> [INSTRUCTIONS TO FOLLOW]: What lines of the data hold the string "screenshot"? Copy them all.
** EXTRACTED RECORDS follows **
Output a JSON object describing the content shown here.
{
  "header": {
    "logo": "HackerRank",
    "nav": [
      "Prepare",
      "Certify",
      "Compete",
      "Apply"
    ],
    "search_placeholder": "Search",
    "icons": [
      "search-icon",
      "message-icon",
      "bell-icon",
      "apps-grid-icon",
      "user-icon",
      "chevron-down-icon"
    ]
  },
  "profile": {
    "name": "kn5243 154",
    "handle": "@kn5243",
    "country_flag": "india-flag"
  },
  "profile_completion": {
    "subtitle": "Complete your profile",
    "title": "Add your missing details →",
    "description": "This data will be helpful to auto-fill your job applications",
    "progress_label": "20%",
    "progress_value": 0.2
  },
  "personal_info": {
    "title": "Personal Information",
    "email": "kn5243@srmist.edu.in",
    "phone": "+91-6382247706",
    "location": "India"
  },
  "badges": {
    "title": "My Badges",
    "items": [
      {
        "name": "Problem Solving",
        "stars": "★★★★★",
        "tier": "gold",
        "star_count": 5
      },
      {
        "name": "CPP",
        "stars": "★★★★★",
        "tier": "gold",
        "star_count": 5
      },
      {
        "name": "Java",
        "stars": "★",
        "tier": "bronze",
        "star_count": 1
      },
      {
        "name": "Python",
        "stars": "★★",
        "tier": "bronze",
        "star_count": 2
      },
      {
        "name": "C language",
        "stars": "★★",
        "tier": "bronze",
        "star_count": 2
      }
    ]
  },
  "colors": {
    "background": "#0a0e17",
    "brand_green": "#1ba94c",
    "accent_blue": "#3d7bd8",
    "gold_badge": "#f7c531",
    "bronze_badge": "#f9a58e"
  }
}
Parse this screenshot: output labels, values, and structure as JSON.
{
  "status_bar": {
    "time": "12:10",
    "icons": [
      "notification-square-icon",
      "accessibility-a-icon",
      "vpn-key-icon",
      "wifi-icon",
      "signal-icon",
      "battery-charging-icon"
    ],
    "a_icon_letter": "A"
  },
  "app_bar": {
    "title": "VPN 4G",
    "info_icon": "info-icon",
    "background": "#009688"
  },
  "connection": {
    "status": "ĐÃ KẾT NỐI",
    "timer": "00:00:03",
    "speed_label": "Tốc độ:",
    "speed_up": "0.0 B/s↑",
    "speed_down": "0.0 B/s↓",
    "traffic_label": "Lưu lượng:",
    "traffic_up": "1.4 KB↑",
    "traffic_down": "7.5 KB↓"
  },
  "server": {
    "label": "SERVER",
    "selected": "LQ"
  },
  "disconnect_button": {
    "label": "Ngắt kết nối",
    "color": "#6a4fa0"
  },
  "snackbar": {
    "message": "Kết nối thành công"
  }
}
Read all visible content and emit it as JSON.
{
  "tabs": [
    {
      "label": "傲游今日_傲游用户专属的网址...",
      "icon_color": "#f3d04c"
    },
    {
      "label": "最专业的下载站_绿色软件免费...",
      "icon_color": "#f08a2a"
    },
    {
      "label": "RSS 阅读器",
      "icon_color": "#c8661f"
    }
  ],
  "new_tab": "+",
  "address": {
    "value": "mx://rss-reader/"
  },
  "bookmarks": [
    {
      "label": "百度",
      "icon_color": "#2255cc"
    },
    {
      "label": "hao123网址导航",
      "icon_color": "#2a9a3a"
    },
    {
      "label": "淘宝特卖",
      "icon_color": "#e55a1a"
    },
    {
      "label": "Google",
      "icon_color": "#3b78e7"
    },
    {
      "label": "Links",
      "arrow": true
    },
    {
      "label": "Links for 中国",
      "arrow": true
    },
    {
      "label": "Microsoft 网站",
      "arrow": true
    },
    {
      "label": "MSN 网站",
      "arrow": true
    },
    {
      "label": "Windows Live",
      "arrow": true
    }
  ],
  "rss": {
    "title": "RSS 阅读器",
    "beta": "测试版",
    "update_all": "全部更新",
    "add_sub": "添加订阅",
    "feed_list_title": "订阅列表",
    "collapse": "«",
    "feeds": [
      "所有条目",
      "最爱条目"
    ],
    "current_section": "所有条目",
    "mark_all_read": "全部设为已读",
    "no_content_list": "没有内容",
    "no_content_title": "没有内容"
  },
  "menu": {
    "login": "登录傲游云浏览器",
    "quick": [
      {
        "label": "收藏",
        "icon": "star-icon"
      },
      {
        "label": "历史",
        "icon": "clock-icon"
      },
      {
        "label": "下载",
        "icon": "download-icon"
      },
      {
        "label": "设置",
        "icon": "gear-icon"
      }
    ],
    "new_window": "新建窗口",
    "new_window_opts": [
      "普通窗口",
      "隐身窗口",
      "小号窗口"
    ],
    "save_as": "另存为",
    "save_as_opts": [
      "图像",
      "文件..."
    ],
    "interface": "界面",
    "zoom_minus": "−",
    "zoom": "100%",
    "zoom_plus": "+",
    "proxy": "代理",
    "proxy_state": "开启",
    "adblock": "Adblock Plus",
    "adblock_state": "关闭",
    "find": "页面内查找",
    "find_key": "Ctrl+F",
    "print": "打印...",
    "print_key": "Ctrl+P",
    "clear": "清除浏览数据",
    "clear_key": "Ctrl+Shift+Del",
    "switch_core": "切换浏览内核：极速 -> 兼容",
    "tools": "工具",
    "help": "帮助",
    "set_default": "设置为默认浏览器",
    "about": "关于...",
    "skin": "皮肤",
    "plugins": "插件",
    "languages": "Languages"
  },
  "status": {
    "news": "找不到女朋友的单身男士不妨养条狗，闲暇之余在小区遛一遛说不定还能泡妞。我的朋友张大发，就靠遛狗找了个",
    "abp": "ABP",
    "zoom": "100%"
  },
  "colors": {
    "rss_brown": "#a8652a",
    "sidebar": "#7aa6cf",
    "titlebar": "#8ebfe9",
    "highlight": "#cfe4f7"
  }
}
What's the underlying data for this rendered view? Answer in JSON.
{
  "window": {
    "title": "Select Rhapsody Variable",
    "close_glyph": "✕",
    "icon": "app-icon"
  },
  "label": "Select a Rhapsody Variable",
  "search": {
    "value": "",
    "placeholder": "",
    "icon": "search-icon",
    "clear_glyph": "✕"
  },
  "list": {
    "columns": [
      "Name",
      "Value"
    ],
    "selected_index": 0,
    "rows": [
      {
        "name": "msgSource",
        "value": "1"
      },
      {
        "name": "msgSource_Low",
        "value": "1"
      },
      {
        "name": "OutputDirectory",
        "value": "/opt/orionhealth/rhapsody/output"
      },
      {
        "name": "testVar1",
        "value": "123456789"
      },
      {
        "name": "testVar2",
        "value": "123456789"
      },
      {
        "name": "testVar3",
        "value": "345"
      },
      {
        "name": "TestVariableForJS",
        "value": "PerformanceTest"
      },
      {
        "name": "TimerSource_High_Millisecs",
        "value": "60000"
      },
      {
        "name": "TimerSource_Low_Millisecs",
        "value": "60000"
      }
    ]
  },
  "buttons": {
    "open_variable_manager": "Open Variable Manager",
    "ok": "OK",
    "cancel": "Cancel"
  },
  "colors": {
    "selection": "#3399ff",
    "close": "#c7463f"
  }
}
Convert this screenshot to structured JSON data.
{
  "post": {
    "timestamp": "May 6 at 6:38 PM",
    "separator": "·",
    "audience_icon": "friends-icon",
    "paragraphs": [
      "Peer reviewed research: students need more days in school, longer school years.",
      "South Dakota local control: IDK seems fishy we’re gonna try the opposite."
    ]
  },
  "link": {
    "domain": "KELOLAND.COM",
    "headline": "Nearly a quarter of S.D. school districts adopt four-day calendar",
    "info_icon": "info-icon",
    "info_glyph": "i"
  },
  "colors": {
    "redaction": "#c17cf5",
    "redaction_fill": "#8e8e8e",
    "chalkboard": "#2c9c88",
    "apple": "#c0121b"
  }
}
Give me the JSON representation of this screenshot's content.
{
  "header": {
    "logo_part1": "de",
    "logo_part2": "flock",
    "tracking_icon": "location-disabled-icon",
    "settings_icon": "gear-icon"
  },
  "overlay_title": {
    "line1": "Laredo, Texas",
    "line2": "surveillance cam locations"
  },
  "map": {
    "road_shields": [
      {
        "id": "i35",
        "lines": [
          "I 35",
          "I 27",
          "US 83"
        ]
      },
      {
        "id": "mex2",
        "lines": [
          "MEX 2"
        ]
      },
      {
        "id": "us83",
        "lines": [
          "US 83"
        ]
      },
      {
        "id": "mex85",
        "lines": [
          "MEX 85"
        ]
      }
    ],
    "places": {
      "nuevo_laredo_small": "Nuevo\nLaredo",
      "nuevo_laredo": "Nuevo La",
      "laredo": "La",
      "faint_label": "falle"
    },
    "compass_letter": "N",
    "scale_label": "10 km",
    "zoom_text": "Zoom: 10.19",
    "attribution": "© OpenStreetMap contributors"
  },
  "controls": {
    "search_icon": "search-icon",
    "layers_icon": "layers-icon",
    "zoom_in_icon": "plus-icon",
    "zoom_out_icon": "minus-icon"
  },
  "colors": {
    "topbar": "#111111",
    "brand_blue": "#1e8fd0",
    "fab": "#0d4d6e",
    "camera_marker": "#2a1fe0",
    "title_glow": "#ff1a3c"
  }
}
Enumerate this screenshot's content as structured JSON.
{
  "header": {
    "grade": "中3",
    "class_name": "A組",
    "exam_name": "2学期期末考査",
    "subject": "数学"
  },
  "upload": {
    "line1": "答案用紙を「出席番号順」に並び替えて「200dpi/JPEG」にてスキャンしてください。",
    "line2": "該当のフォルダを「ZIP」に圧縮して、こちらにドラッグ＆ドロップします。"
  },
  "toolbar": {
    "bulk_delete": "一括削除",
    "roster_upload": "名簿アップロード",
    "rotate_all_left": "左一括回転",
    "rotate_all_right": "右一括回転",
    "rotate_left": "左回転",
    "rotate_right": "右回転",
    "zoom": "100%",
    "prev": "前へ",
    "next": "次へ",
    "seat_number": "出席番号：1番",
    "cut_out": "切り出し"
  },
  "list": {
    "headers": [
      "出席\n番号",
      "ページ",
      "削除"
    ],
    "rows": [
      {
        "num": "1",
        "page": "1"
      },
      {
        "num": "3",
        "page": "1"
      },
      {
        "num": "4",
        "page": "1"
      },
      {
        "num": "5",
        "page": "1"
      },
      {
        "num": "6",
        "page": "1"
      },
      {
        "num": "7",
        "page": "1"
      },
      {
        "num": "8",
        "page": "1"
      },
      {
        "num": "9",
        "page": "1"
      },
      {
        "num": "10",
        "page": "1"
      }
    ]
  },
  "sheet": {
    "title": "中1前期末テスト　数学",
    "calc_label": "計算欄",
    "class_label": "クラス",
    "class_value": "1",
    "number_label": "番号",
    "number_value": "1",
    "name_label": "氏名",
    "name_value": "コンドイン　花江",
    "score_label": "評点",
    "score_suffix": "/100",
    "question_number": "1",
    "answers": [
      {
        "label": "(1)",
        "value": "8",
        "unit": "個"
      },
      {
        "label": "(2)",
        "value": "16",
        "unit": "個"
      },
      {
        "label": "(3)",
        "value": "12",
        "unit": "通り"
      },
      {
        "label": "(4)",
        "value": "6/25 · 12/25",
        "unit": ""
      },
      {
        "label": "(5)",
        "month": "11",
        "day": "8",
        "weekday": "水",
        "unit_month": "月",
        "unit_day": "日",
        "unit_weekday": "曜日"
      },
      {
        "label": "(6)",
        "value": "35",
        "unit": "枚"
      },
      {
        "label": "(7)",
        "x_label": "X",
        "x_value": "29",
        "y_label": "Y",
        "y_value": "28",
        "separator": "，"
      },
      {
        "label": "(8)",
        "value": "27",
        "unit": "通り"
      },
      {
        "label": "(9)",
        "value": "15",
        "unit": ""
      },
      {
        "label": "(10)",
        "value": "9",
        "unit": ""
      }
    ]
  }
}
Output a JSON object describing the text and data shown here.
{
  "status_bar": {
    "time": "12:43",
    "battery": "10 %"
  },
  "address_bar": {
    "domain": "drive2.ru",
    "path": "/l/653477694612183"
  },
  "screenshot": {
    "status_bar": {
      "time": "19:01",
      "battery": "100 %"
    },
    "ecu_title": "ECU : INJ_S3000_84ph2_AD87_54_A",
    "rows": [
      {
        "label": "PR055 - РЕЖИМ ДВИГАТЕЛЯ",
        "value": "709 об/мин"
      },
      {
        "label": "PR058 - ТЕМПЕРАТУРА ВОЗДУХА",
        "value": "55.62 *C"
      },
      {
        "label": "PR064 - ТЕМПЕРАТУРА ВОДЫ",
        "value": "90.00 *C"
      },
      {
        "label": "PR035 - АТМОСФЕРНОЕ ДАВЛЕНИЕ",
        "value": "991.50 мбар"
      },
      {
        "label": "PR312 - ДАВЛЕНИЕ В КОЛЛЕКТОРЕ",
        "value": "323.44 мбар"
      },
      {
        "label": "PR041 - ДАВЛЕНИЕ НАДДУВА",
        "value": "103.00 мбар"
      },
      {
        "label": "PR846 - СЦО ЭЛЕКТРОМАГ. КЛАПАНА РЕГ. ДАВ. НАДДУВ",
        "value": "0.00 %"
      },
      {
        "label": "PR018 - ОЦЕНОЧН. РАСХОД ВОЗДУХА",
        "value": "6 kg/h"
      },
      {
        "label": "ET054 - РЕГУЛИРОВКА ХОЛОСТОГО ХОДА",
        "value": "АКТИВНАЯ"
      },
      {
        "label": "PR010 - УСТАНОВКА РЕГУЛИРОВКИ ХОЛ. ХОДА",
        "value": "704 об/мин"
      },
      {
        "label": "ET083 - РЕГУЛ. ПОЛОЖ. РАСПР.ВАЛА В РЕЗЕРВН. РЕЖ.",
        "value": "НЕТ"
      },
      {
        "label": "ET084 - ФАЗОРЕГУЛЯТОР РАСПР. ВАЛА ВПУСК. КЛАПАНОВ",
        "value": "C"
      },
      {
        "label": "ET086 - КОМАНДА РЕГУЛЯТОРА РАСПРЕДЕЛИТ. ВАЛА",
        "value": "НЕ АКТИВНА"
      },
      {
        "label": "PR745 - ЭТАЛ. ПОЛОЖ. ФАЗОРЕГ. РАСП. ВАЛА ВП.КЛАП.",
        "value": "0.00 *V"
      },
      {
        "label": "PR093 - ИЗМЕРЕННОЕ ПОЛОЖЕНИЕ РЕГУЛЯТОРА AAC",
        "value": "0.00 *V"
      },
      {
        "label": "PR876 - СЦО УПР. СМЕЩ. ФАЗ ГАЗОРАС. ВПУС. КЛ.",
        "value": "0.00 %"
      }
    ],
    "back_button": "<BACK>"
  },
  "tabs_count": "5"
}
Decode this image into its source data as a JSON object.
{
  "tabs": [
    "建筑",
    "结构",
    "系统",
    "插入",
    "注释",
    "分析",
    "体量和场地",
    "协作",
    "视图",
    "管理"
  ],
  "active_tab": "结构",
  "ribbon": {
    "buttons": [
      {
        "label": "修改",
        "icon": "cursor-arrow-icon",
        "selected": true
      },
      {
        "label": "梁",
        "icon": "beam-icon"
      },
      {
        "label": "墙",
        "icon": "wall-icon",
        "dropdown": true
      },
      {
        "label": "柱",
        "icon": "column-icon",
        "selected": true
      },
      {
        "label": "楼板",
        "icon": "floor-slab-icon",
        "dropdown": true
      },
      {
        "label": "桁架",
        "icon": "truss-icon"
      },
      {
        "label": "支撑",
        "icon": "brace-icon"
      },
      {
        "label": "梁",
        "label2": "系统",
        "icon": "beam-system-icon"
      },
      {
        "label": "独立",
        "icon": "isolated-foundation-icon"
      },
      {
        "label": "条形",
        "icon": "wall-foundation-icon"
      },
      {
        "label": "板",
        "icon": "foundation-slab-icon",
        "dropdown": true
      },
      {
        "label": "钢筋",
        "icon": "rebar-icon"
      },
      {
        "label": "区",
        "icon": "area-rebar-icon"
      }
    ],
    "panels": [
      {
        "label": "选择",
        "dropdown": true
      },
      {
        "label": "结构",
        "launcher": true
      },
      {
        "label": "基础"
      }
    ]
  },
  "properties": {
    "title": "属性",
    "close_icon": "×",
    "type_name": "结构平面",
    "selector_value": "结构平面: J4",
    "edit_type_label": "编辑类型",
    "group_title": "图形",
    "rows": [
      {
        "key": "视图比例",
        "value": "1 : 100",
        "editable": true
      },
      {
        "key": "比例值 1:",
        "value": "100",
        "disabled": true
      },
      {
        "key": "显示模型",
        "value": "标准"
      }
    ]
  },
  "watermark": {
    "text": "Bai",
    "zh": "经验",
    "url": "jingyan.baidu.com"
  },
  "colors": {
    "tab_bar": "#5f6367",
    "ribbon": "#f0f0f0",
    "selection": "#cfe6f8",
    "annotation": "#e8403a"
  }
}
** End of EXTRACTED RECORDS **
> [THE ANSWER]:
Parse this screenshot: output labels, values, and structure as JSON.
Convert this screenshot to structured JSON data.
Give me the JSON representation of this screenshot's content.
Enumerate this screenshot's content as structured JSON.
  "screenshot": {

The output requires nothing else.